Temporary Nightingale hospital in England to use Epic software

13 May 2020 (Last Updated May 13th, 2020 15:10)

Royal Devon and Exeter (RD&E) NHS Foundation Trust in England, UK is set to use Epic Electronic Patient Record (EPR) software at the Southwest Peninsula's new Nightingale temporary hospital for Covid-19 patients.

Temporary Nightingale hospital in England to use Epic software
Epic partnered with Cleveland Clinic in the US to develop and deploy a Covid-19 home monitoring programme. Credit: © Epic Systems Corporation.

Royal Devon and Exeter (RD&E) NHS Foundation Trust in England, UK is set to use Epic Electronic Patient Record (EPR) software at the Southwest Peninsula’s new Nightingale temporary hospital for Covid-19 patients.

Hospital managers can use Epic software for an overview of the number of patients currently in hospital and those expected to be transferred. This helps in monitoring and managing capacity.

In addition, the software provides clinical information, including respiratory rates, offering managers a clear overview of the severity of patients’ symptoms.

RD&E chief clinical information officer Chris Mulgrew said: “Clinicians and staff will use the software to see the patient’s isolation and infection status, recent vital signs, and allergy information from their phone or computer.”

Clinicians and staff, including nurses, doctors, pharmacists, porters and housekeepers, can update the patient’s chart and send secure messages from their phones using the Epic software.

RD&E Transformation & OD director Tracey Cottam said: “All NHS Partner organisations across Devon and Cornwall as well as Epic played key roles in planning services for the Nightingale temporary hospital.”

Earlier this week, Epic partnered with Cleveland Clinic in the US to develop and deploy a Covid-19 home monitoring tool. The solution is currently available for other healthcare organisations across the country.

The technology was designed, built and launched in ten days, instead of the typical three months. The new monitoring tool is said to automate patient engagement and support existing processes to allow additional reach of clinicians.

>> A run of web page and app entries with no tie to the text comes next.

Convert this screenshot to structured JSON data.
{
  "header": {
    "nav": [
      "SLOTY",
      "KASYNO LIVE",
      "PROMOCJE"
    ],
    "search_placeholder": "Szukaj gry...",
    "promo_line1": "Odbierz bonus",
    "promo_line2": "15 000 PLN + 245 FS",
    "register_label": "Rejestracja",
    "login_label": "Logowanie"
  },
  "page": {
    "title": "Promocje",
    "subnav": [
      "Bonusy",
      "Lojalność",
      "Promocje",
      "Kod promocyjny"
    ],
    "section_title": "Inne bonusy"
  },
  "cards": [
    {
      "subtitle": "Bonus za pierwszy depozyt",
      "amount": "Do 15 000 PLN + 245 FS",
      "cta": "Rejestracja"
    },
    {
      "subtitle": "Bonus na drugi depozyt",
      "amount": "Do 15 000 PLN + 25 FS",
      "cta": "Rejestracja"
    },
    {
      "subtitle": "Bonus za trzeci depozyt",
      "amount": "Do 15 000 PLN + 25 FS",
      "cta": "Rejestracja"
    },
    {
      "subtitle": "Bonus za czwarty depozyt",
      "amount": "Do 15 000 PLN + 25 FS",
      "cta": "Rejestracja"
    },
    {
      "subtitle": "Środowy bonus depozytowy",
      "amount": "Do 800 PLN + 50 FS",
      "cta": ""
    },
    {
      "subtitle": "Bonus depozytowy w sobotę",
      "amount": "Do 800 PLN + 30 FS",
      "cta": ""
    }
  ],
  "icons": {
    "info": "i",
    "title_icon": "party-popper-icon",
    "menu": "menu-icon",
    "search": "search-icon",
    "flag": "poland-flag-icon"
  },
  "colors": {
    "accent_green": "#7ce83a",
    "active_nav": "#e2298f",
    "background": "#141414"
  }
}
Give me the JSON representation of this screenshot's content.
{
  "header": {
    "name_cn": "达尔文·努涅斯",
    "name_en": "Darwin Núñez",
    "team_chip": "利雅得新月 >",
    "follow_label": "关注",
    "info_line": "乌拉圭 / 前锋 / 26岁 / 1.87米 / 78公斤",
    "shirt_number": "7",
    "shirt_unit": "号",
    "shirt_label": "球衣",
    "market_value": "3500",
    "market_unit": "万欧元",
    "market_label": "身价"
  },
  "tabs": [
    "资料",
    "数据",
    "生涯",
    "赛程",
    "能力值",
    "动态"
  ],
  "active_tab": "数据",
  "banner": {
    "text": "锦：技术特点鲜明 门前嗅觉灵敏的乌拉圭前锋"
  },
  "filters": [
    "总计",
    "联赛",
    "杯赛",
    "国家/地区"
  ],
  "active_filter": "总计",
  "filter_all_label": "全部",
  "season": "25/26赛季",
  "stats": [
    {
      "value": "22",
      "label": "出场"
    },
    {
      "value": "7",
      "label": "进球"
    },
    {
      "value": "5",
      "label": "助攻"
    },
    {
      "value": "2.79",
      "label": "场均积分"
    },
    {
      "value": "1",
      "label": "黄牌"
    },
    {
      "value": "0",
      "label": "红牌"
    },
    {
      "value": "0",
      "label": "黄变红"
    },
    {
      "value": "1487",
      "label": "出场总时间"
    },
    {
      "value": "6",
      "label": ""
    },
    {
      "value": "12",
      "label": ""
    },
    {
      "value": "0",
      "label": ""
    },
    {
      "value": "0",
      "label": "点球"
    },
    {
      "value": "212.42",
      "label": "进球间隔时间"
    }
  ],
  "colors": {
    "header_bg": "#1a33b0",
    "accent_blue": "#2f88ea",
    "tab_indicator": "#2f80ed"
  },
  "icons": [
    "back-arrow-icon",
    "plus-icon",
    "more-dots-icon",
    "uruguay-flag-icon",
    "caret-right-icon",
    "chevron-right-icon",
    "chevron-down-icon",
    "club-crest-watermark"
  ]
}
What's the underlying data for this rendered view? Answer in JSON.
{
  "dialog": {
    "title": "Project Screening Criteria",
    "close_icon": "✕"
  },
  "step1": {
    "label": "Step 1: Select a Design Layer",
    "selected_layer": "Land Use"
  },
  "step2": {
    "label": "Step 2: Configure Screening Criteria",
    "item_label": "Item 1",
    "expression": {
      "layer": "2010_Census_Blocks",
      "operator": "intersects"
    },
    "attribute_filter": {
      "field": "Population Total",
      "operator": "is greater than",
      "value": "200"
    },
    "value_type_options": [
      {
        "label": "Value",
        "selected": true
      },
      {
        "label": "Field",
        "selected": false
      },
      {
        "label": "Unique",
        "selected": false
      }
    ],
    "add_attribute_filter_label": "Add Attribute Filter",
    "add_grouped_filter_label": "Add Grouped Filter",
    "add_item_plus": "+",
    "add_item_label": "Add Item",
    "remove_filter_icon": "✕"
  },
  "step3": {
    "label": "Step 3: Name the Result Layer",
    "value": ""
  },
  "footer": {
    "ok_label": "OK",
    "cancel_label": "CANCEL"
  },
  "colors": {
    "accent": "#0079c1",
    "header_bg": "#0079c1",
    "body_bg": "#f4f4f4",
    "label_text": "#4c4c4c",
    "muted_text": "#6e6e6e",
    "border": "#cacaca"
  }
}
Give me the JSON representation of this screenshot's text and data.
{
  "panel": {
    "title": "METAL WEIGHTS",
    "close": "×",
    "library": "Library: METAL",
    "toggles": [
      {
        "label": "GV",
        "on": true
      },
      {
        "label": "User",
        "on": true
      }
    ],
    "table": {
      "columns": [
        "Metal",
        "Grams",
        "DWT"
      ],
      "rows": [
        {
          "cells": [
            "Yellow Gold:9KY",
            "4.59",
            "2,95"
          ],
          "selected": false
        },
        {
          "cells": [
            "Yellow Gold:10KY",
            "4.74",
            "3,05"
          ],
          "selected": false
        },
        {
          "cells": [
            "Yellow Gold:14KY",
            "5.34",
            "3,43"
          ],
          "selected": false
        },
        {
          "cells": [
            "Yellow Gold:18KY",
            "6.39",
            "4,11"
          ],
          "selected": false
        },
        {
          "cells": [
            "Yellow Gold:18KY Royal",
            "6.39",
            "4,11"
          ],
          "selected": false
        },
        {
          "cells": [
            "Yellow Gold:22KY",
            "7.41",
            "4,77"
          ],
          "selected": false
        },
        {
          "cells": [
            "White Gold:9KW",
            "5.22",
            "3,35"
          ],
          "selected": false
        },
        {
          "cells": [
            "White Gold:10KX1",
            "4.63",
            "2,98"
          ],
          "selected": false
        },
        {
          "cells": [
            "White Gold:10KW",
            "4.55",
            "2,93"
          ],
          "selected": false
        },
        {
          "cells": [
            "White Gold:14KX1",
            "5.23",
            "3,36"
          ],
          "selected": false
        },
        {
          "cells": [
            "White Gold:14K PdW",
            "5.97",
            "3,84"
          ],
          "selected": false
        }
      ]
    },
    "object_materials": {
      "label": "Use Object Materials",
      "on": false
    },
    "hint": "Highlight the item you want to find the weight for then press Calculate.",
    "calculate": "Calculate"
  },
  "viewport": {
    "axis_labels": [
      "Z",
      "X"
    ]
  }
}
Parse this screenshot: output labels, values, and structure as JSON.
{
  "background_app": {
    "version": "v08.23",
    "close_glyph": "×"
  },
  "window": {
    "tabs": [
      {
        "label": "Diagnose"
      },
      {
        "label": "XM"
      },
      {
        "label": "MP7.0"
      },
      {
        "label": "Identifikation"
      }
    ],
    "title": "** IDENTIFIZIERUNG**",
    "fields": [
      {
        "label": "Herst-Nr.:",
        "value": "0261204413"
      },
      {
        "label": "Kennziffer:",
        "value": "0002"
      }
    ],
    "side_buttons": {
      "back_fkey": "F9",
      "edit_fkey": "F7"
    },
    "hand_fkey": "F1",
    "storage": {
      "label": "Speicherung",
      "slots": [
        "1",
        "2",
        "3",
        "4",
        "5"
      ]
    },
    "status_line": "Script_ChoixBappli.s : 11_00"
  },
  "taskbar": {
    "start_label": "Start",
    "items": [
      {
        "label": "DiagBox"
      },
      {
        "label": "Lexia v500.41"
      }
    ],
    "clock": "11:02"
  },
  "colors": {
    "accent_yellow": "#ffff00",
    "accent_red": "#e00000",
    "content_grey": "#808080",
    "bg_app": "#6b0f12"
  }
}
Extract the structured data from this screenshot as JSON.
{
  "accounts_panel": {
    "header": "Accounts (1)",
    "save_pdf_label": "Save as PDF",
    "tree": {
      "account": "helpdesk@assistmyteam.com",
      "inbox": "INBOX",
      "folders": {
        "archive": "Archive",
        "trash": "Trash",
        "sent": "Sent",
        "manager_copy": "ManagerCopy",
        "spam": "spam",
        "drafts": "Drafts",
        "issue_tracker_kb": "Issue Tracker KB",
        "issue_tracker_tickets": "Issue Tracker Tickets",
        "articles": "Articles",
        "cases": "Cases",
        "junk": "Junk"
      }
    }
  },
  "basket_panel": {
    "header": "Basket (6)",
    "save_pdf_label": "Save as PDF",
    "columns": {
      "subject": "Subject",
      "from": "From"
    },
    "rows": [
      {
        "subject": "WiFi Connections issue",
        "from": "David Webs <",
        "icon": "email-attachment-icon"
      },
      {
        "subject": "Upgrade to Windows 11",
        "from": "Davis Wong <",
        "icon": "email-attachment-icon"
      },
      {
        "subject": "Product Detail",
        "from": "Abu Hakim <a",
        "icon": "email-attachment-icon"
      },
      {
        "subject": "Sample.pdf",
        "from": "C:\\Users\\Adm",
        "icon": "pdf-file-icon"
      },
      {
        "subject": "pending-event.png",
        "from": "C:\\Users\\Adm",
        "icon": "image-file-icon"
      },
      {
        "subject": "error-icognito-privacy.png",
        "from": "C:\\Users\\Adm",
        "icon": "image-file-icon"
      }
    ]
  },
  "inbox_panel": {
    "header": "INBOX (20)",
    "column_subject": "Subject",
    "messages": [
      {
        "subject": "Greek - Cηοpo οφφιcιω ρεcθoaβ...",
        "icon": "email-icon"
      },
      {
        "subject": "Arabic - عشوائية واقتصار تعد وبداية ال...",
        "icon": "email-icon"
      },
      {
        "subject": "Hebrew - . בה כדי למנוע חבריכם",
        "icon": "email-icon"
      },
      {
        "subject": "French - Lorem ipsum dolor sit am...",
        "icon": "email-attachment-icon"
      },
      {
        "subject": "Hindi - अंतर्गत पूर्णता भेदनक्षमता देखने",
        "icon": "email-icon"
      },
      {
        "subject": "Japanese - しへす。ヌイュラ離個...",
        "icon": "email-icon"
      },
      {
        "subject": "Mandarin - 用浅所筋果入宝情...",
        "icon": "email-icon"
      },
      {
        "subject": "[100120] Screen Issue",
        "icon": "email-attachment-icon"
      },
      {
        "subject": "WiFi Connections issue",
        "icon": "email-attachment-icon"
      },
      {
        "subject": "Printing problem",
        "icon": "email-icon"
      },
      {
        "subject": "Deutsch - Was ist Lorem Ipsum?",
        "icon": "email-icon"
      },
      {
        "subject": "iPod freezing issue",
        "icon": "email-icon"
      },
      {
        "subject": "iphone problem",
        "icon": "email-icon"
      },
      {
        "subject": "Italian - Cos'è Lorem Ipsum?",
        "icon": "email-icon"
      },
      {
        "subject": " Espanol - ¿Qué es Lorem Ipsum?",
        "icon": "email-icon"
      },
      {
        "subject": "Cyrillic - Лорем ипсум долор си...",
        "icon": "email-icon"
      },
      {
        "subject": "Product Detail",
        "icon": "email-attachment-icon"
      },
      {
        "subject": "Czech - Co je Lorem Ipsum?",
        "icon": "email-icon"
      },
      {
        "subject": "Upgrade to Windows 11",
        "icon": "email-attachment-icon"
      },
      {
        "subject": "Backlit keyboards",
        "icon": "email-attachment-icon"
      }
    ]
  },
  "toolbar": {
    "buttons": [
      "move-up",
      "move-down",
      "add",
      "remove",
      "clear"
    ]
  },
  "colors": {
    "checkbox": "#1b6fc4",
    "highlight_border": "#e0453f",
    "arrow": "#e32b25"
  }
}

It asks patients about their symptoms and if they have been getting better or worse, or staying the same. Patients having new or worsening symptoms will be reviewed by a clinician and those who do not need review will be given advise on management.